REQUIREMENT>
Output all of the entries beneath, exactly as written.

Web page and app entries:
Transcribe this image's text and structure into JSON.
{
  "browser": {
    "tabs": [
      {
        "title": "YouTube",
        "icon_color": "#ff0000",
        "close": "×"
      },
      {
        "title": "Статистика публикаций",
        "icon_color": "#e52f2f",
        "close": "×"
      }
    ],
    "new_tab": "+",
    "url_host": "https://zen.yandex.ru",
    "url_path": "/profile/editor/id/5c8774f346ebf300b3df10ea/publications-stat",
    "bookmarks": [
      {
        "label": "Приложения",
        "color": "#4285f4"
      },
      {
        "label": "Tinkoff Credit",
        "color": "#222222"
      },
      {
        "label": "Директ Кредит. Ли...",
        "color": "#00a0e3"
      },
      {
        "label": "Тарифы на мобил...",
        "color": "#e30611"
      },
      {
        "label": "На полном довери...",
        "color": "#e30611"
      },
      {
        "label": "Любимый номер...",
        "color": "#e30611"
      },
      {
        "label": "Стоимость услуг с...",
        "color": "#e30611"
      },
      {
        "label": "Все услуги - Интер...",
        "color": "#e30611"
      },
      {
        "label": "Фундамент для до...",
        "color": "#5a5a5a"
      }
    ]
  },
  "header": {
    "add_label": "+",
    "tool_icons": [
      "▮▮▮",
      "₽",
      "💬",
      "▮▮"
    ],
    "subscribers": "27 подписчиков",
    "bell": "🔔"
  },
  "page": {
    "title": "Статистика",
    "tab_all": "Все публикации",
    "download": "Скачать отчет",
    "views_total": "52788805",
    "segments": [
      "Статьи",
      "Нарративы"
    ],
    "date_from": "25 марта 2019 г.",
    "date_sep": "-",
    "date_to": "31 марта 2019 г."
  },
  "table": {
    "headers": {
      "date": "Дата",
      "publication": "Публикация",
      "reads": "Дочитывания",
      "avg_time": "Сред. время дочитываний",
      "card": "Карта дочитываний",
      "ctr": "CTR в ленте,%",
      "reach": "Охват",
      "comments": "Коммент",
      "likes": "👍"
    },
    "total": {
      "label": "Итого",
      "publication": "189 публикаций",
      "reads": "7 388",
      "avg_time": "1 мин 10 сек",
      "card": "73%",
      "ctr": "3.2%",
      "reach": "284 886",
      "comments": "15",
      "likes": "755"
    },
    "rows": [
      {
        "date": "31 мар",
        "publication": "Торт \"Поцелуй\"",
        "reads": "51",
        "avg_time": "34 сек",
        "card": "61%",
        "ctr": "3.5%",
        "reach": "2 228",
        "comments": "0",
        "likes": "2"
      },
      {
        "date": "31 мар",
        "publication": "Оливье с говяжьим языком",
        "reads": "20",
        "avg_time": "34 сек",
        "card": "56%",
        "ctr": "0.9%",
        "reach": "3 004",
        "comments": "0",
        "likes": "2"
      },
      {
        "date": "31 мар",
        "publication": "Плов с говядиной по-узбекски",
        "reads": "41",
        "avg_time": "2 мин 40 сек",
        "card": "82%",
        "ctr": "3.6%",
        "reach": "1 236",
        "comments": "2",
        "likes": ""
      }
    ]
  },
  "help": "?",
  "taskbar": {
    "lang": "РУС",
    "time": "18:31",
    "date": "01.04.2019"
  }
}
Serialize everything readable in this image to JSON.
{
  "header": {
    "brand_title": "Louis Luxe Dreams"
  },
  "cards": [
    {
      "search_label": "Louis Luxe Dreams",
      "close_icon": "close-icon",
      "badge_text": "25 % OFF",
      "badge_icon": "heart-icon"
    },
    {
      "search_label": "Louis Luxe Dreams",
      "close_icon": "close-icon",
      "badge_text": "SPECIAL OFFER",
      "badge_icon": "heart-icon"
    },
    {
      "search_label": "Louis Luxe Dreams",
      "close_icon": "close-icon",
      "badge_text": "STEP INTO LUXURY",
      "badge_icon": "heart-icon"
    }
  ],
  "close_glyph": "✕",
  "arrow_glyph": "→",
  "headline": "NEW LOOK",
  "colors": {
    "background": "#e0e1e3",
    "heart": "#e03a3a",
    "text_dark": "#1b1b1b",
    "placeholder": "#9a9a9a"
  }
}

TASK RESPONSE>
Transcribe this image's text and structure into JSON.
{
  "browser": {
    "tabs": [
      {
        "title": "YouTube",
        "icon_color": "#ff0000",
        "close": "×"
      },
      {
        "title": "Статистика публикаций",
        "icon_color": "#e52f2f",
        "close": "×"
      }
    ],
    "new_tab": "+",
    "url_host": "https://zen.yandex.ru",
    "url_path": "/profile/editor/id/5c8774f346ebf300b3df10ea/publications-stat",
    "bookmarks": [
      {
        "label": "Приложения",
        "color": "#4285f4"
      },
      {
        "label": "Tinkoff Credit",
        "color": "#222222"
      },
      {
        "label": "Директ Кредит. Ли...",
        "color": "#00a0e3"
      },
      {
        "label": "Тарифы на мобил...",
        "color": "#e30611"
      },
      {
        "label": "На полном довери...",
        "color": "#e30611"
      },
      {
        "label": "Любимый номер...",
        "color": "#e30611"
      },
      {
        "label": "Стоимость услуг с...",
        "color": "#e30611"
      },
      {
        "label": "Все услуги - Интер...",
        "color": "#e30611"
      },
      {
        "label": "Фундамент для до...",
        "color": "#5a5a5a"
      }
    ]
  },
  "header": {
    "add_label": "+",
    "tool_icons": [
      "▮▮▮",
      "₽",
      "💬",
      "▮▮"
    ],
    "subscribers": "27 подписчиков",
    "bell": "🔔"
  },
  "page": {
    "title": "Статистика",
    "tab_all": "Все публикации",
    "download": "Скачать отчет",
    "views_total": "52788805",
    "segments": [
      "Статьи",
      "Нарративы"
    ],
    "date_from": "25 марта 2019 г.",
    "date_sep": "-",
    "date_to": "31 марта 2019 г."
  },
  "table": {
    "headers": {
      "date": "Дата",
      "publication": "Публикация",
      "reads": "Дочитывания",
      "avg_time": "Сред. время дочитываний",
      "card": "Карта дочитываний",
      "ctr": "CTR в ленте,%",
      "reach": "Охват",
      "comments": "Коммент",
      "likes": "👍"
    },
    "total": {
      "label": "Итого",
      "publication": "189 публикаций",
      "reads": "7 388",
      "avg_time": "1 мин 10 сек",
      "card": "73%",
      "ctr": "3.2%",
      "reach": "284 886",
      "comments": "15",
      "likes": "755"
    },
    "rows": [
      {
        "date": "31 мар",
        "publication": "Торт \"Поцелуй\"",
        "reads": "51",
        "avg_time": "34 сек",
        "card": "61%",
        "ctr": "3.5%",
        "reach": "2 228",
        "comments": "0",
        "likes": "2"
      },
      {
        "date": "31 мар",
        "publication": "Оливье с говяжьим языком",
        "reads": "20",
        "avg_time": "34 сек",
        "card": "56%",
        "ctr": "0.9%",
        "reach": "3 004",
        "comments": "0",
        "likes": "2"
      },
      {
        "date": "31 мар",
        "publication": "Плов с говядиной по-узбекски",
        "reads": "41",
        "avg_time": "2 мин 40 сек",
        "card": "82%",
        "ctr": "3.6%",
        "reach": "1 236",
        "comments": "2",
        "likes": ""
      }
    ]
  },
  "help": "?",
  "taskbar": {
    "lang": "РУС",
    "time": "18:31",
    "date": "01.04.2019"
  }
}
Serialize everything readable in this image to JSON.
{
  "header": {
    "brand_title": "Louis Luxe Dreams"
  },
  "cards": [
    {
      "search_label": "Louis Luxe Dreams",
      "close_icon": "close-icon",
      "badge_text": "25 % OFF",
      "badge_icon": "heart-icon"
    },
    {
      "search_label": "Louis Luxe Dreams",
      "close_icon": "close-icon",
      "badge_text": "SPECIAL OFFER",
      "badge_icon": "heart-icon"
    },
    {
      "search_label": "Louis Luxe Dreams",
      "close_icon": "close-icon",
      "badge_text": "STEP INTO LUXURY",
      "badge_icon": "heart-icon"
    }
  ],
  "close_glyph": "✕",
  "arrow_glyph": "→",
  "headline": "NEW LOOK",
  "colors": {
    "background": "#e0e1e3",
    "heart": "#e03a3a",
    "text_dark": "#1b1b1b",
    "placeholder": "#9a9a9a"
  }
}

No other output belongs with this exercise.